I don't think CIO for eight minutes while mom pumps is CIO or harmful. CIO is when you are trying to teach a lesson or get the child to give up, not when you are incapable of pulling the car over and have to wait a few minutes. If you are trying to soothe the child in other ways, I don't think it's CIO. If a child is crying during seperation anxiety, it's CIO if they need comfort that isn't given. If a child is crying it out because they just need to cry and want to be left alone, I don't think that's CIO. CIO, to me, is trying to teach a lesson or have the child to give up; the child cries until the want, desire, need...even their hope is gone.
CIO for a few minutes, to me, isn't as harmful as CIO for a while to teach a lesson or whatever, because the child that is left alone occasionally for a few minutes learns that mom is coming even if it takes a second but the child whose mama never comes learns that his needs are unimportant enough for mom to come. I do agree that CIO is not the same as constantly striving to avoid/silence any crying whatsoever; that's impossible.
I think it depeneds on the situation, the age of the child, why the child is crying, and why mom cannot make the child stop crying. It just depends. If you are letting your child cry because you want her to learn you're not going to do anything or because you want her to grow weary and stop eventually, that's CIO--to me.

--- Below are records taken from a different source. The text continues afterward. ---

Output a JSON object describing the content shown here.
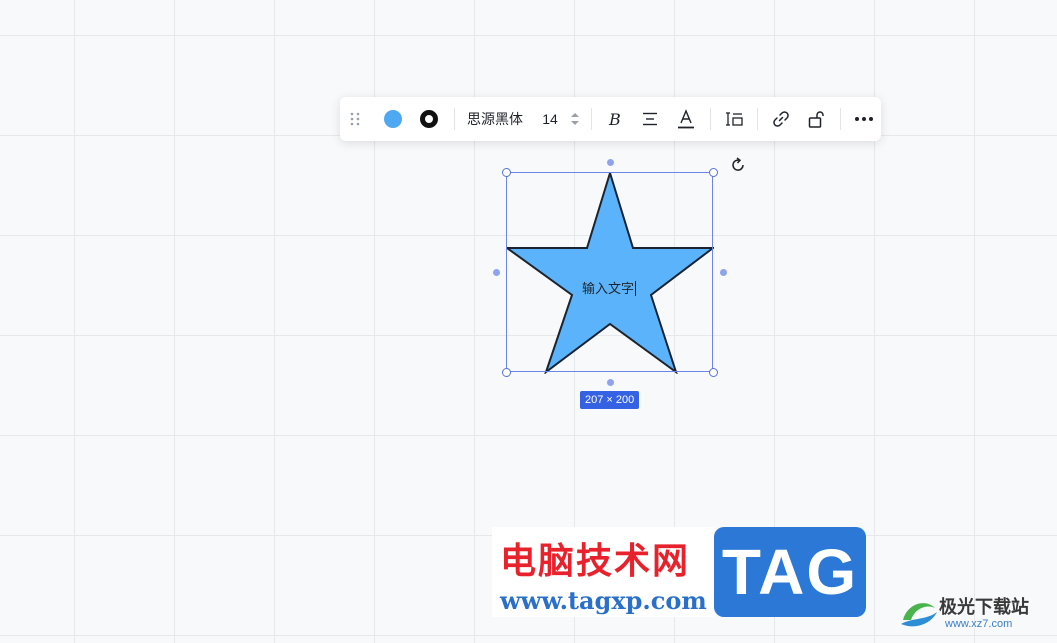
{
  "toolbar": {
    "font_name": "思源黑体",
    "font_size": "14",
    "fill_color": "#4ea8f2",
    "stroke_color": "#111111",
    "icons": [
      "drag-handle-icon",
      "fill-color-icon",
      "stroke-color-icon",
      "stepper-icon",
      "bold-icon",
      "align-icon",
      "text-color-icon",
      "line-spacing-icon",
      "link-icon",
      "unlock-icon",
      "more-icon"
    ]
  },
  "shape": {
    "type": "star",
    "fill": "#5bb4fb",
    "text": "输入文字",
    "size_label": "207 × 200"
  },
  "watermark": {
    "title": "电脑技术网",
    "url": "www.tagxp.com",
    "tag": "TAG",
    "site_name": "极光下载站",
    "site_url": "www.xz7.com"
  }
}
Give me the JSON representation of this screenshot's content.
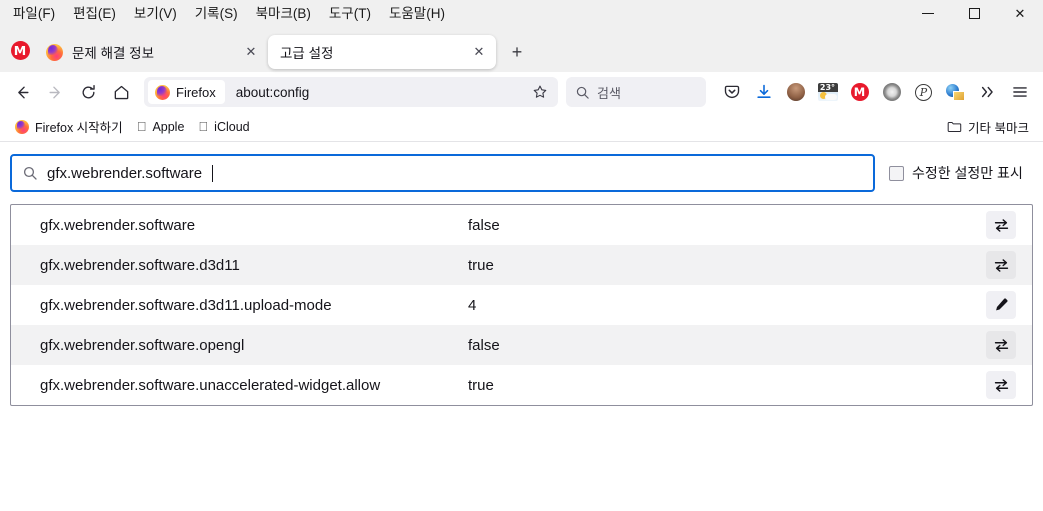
{
  "menubar": {
    "items": [
      {
        "label": "파일(F)",
        "name": "menu-file"
      },
      {
        "label": "편집(E)",
        "name": "menu-edit"
      },
      {
        "label": "보기(V)",
        "name": "menu-view"
      },
      {
        "label": "기록(S)",
        "name": "menu-history"
      },
      {
        "label": "북마크(B)",
        "name": "menu-bookmarks"
      },
      {
        "label": "도구(T)",
        "name": "menu-tools"
      },
      {
        "label": "도움말(H)",
        "name": "menu-help"
      }
    ]
  },
  "window_controls": {
    "minimize": "minimize-icon",
    "maximize": "maximize-icon",
    "close": "✕"
  },
  "tabs": {
    "lead_icon": "gmail-icon",
    "lead_icon_label": "M",
    "items": [
      {
        "title": "문제 해결 정보",
        "active": false,
        "favicon": "firefox-icon",
        "close": "✕"
      },
      {
        "title": "고급 설정",
        "active": true,
        "favicon": "none",
        "close": "✕"
      }
    ],
    "new_tab": "+"
  },
  "toolbar": {
    "back": "←",
    "forward": "→",
    "reload": "⟳",
    "home": "⌂",
    "url_chip_label": "Firefox",
    "url": "about:config",
    "bookmark_star": "☆",
    "search_placeholder": "검색",
    "search_icon": "search-icon",
    "icons": [
      {
        "name": "pocket-icon",
        "label": "pocket"
      },
      {
        "name": "downloads-icon",
        "label": "downloads"
      },
      {
        "name": "account-avatar",
        "label": "account"
      },
      {
        "name": "weather-extension-icon",
        "label": "23°"
      },
      {
        "name": "gmail-extension-icon",
        "label": "M"
      },
      {
        "name": "film-reel-extension-icon",
        "label": "reel"
      },
      {
        "name": "pinterest-extension-icon",
        "label": "P"
      },
      {
        "name": "image-tools-extension-icon",
        "label": "globe"
      },
      {
        "name": "overflow-chevron-icon",
        "label": "≫"
      },
      {
        "name": "app-menu-icon",
        "label": "≡"
      }
    ]
  },
  "bookmarks_bar": {
    "items": [
      {
        "label": "Firefox 시작하기",
        "icon": "firefox-icon"
      },
      {
        "label": "Apple",
        "icon": "apple-icon"
      },
      {
        "label": "iCloud",
        "icon": "apple-icon"
      }
    ],
    "other_bookmarks": "기타 북마크",
    "folder_icon": "folder-icon"
  },
  "aboutconfig": {
    "search_value": "gfx.webrender.software",
    "search_icon": "search-icon",
    "show_modified_label": "수정한 설정만 표시",
    "show_modified_checked": false,
    "rows": [
      {
        "name": "gfx.webrender.software",
        "value": "false",
        "action": "toggle-icon"
      },
      {
        "name": "gfx.webrender.software.d3d11",
        "value": "true",
        "action": "toggle-icon"
      },
      {
        "name": "gfx.webrender.software.d3d11.upload-mode",
        "value": "4",
        "action": "edit-icon"
      },
      {
        "name": "gfx.webrender.software.opengl",
        "value": "false",
        "action": "toggle-icon"
      },
      {
        "name": "gfx.webrender.software.unaccelerated-widget.allow",
        "value": "true",
        "action": "toggle-icon"
      }
    ]
  },
  "colors": {
    "accent": "#0a69da",
    "chrome_bg": "#f0f0f0",
    "row_alt": "#f2f2f3"
  }
}
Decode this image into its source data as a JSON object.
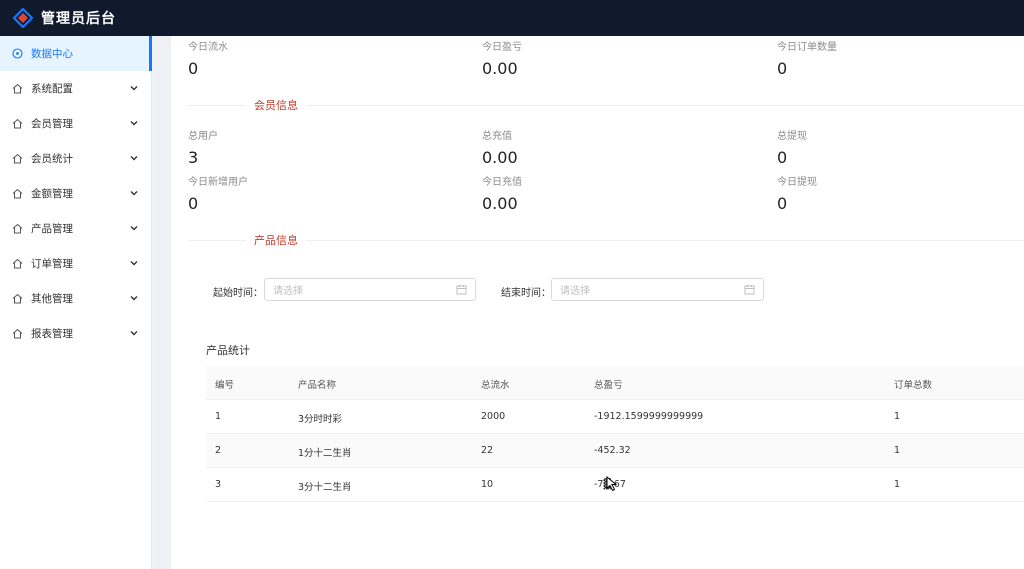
{
  "app": {
    "title": "管理员后台"
  },
  "sidebar": {
    "items": [
      {
        "label": "数据中心",
        "icon": "dashboard-icon",
        "active": true
      },
      {
        "label": "系统配置",
        "icon": "home-icon"
      },
      {
        "label": "会员管理",
        "icon": "home-icon"
      },
      {
        "label": "会员统计",
        "icon": "home-icon"
      },
      {
        "label": "金额管理",
        "icon": "home-icon"
      },
      {
        "label": "产品管理",
        "icon": "home-icon"
      },
      {
        "label": "订单管理",
        "icon": "home-icon"
      },
      {
        "label": "其他管理",
        "icon": "home-icon"
      },
      {
        "label": "报表管理",
        "icon": "home-icon"
      }
    ]
  },
  "today": {
    "flow_label": "今日流水",
    "flow_value": "0",
    "profit_label": "今日盈亏",
    "profit_value": "0.00",
    "orders_label": "今日订单数量",
    "orders_value": "0"
  },
  "member_section": {
    "title": "会员信息"
  },
  "members": {
    "total_users_label": "总用户",
    "total_users_value": "3",
    "total_recharge_label": "总充值",
    "total_recharge_value": "0.00",
    "total_withdraw_label": "总提现",
    "total_withdraw_value": "0",
    "today_new_label": "今日新增用户",
    "today_new_value": "0",
    "today_recharge_label": "今日充值",
    "today_recharge_value": "0.00",
    "today_withdraw_label": "今日提现",
    "today_withdraw_value": "0"
  },
  "product_section": {
    "title": "产品信息"
  },
  "filters": {
    "start_label": "起始时间：",
    "start_placeholder": "请选择",
    "end_label": "结束时间：",
    "end_placeholder": "请选择"
  },
  "product_stats": {
    "title": "产品统计",
    "columns": [
      "编号",
      "产品名称",
      "总流水",
      "总盈亏",
      "订单总数"
    ],
    "rows": [
      [
        "1",
        "3分时时彩",
        "2000",
        "-1912.1599999999999",
        "1"
      ],
      [
        "2",
        "1分十二生肖",
        "22",
        "-452.32",
        "1"
      ],
      [
        "3",
        "3分十二生肖",
        "10",
        "-7▓.67",
        "1"
      ]
    ]
  },
  "colors": {
    "topbar": "#101a2c",
    "accent": "#1677ff",
    "section_title": "#c0392b"
  }
}
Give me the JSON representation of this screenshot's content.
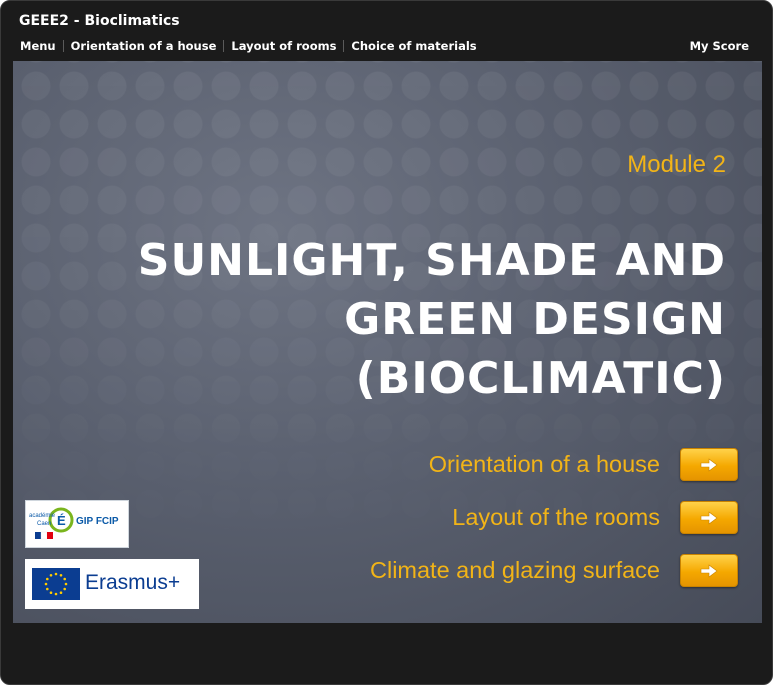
{
  "app": {
    "title": "GEEE2 - Bioclimatics"
  },
  "navbar": {
    "items": [
      "Menu",
      "Orientation of a house",
      "Layout of rooms",
      "Choice of materials"
    ],
    "score_label": "My Score"
  },
  "slide": {
    "module": "Module 2",
    "title_lines": [
      "SUNLIGHT, SHADE  AND",
      "GREEN DESIGN",
      "(BIOCLIMATIC)"
    ],
    "links": [
      {
        "label": "Orientation of a house",
        "icon": "arrow-right-icon"
      },
      {
        "label": "Layout of the rooms",
        "icon": "arrow-right-icon"
      },
      {
        "label": "Climate and glazing surface",
        "icon": "arrow-right-icon"
      }
    ]
  },
  "logos": {
    "gip": {
      "text": "GIP FCIP",
      "icon": "gip-fcip-logo"
    },
    "erasmus": {
      "text": "Erasmus+",
      "icon": "eu-flag-icon"
    }
  },
  "colors": {
    "accent": "#f2b417",
    "button": "#f5a800",
    "frame": "#1b1b1b",
    "slide_bg": "#5a606f"
  }
}
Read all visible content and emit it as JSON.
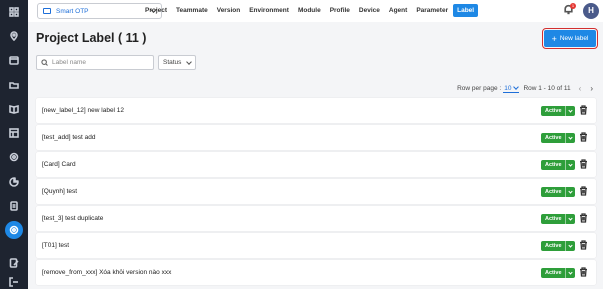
{
  "topbar": {
    "project_name": "Smart OTP",
    "nav": [
      "Project",
      "Teammate",
      "Version",
      "Environment",
      "Module",
      "Profile",
      "Device",
      "Agent",
      "Parameter",
      "Label"
    ],
    "active_nav": "Label",
    "notification_count": "1",
    "avatar_initial": "H"
  },
  "page": {
    "title": "Project Label ( 11 )",
    "new_label_button": "New label",
    "search_placeholder": "Label name",
    "status_filter": "Status"
  },
  "pagination": {
    "rows_per_page_label": "Row per page :",
    "rows_per_page_value": "10",
    "range_text": "Row 1 - 10 of 11"
  },
  "labels": [
    {
      "name": "[new_label_12] new label 12",
      "status": "Active"
    },
    {
      "name": "[test_add] test add",
      "status": "Active"
    },
    {
      "name": "[Card] Card",
      "status": "Active"
    },
    {
      "name": "[Quynh] test",
      "status": "Active"
    },
    {
      "name": "[test_3] test duplicate",
      "status": "Active"
    },
    {
      "name": "[T01] test",
      "status": "Active"
    },
    {
      "name": "[remove_from_xxx] Xóa khỏi version nào xxx",
      "status": "Active"
    }
  ],
  "colors": {
    "accent": "#1e88e5",
    "active_status": "#2e9e3a",
    "sidebar": "#1e2430",
    "highlight_outline": "#d32f2f"
  }
}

I agree that the severity of not responding immediately lessens with age, as the child's spectrum of wants grows. I agree that five minutes teaches the lesson that mom will come, while CIO teaches the lesson that mommy will not come. I also agree with letting a tantruming child CIO. Sometimes that's all you can do. I think it's best to try and prevent tantrums than to give a bunch of attention to a raging toddler. I agree that kids won't be damaged from crying twenty minutes when caught in traffic. Sure, it hurts their feelings, but life isn't going to be free from bad feelings. I don't like that but...it is part of life. I also agree it isn't possible to give your kids the 'best' at all times, and I also don't think that it's best for kids to be in the ideal situation at all comes. It would in a sense be ideal to never fail, to never feel sad, to never be let down...but that's unrealistic, because life is not fair. I'm nto going to TRY to teach my child this...but I'm not going to try to STOP them from learning that either.